The investigators noted that a history of KC may have a protective effect on melanoma death. They added that this may be explained by the fact that once patients have a KC, they are likely to see dermatologists more often and to undergo serial skin examinations more frequently. This means a diagnosis of CM is likely to be made earlier in the disease course, which in turn increases patients’ chances of having CMs that are diagnosed before tumors begin to metastasize. Findings from the study by Dr. Han and colleagues highlight the importance of early detection on skin cancer survival.
Additionally, melanomas that develop in patients with prior KC likely occur because they have similar pathways involving sun exposure. Some investigations have speculated that the inverse relationship between sun exposure and melanoma survival could be mediated by vitamin D status. “Studies are warranted to replicate our findings and investigate the mechanism underlying our observed inverse association,” Dr. Han says. “This includes gaining a better understanding of potential detection bias and how sun exposure relates to vitamin D status among KC patients. In the meantime, clinicians can use our study data to encourage and support greater vigilance for skin cancer screening. Information regarding a patient’s personal history of KC is relevant to making a prognosis for melanoma patients.”

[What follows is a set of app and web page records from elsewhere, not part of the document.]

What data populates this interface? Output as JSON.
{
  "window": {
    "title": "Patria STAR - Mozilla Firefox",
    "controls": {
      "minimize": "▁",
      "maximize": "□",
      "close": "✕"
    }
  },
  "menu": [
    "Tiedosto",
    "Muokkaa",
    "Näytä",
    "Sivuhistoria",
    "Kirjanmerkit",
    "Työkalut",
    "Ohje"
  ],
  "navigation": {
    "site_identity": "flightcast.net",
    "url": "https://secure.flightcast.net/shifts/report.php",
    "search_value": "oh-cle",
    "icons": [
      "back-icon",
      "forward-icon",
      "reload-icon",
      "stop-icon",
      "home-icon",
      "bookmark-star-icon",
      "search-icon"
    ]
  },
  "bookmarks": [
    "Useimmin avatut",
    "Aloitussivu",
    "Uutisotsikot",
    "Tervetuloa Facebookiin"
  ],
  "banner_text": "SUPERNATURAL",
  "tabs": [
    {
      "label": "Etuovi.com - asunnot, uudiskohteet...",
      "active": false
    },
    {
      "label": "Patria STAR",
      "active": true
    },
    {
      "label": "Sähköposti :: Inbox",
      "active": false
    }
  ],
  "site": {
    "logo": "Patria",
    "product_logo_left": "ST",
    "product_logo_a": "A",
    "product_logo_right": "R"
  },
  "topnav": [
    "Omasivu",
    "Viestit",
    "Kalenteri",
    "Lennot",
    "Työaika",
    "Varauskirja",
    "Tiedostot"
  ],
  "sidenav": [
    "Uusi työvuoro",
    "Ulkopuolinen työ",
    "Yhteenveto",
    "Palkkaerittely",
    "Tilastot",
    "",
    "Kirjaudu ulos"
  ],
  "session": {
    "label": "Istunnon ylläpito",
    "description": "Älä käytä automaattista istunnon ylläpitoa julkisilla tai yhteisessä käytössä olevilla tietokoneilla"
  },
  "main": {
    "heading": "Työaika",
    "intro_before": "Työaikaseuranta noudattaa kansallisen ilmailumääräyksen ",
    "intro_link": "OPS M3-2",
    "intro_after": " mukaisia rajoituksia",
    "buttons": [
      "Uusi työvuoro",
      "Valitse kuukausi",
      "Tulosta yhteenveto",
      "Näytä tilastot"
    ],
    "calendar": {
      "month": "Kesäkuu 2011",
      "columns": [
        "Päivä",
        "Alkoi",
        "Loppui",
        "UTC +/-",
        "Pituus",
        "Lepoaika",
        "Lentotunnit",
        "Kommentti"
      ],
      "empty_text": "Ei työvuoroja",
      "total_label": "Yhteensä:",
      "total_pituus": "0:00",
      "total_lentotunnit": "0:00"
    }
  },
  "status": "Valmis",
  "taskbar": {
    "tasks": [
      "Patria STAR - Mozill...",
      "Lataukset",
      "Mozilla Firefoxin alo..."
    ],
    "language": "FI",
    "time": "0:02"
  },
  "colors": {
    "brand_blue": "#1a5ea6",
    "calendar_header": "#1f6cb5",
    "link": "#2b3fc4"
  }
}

Song F, Chen ST, Li X, Han J. Personal history of keratinocyte carcinoma is associated with reduced risk of death from invasive melanoma in men. J Am Acad Dermatol. 2018;78:957-963. Available at: https://www.jaad.org/article/S0190-9622(18)30018-5/fulltext
Song F, Qureshi AA, Giovannucci EL, et al. Risk of a second primary cancer after non-melanoma skin cancer in white men and women: a prospective cohort study. PLoS Med. 2013;10: e1001433.
Fang S, Sui D, Wang Y, et al. Association of vitamin D levels with outcome in patients with melanoma after adjustment for C-reactive protein. J Clin Oncol. 2016;34:1741-1747. Available at: https://www.ncbi.nlm.nih.gov/pubmed/27001565.
Wu S, Cho E, Li WQ, Qureshi AA. History of keratinocyte carcinoma and risk of melanoma: a prospective cohort study. J Natl Cancer Inst. 2017;109.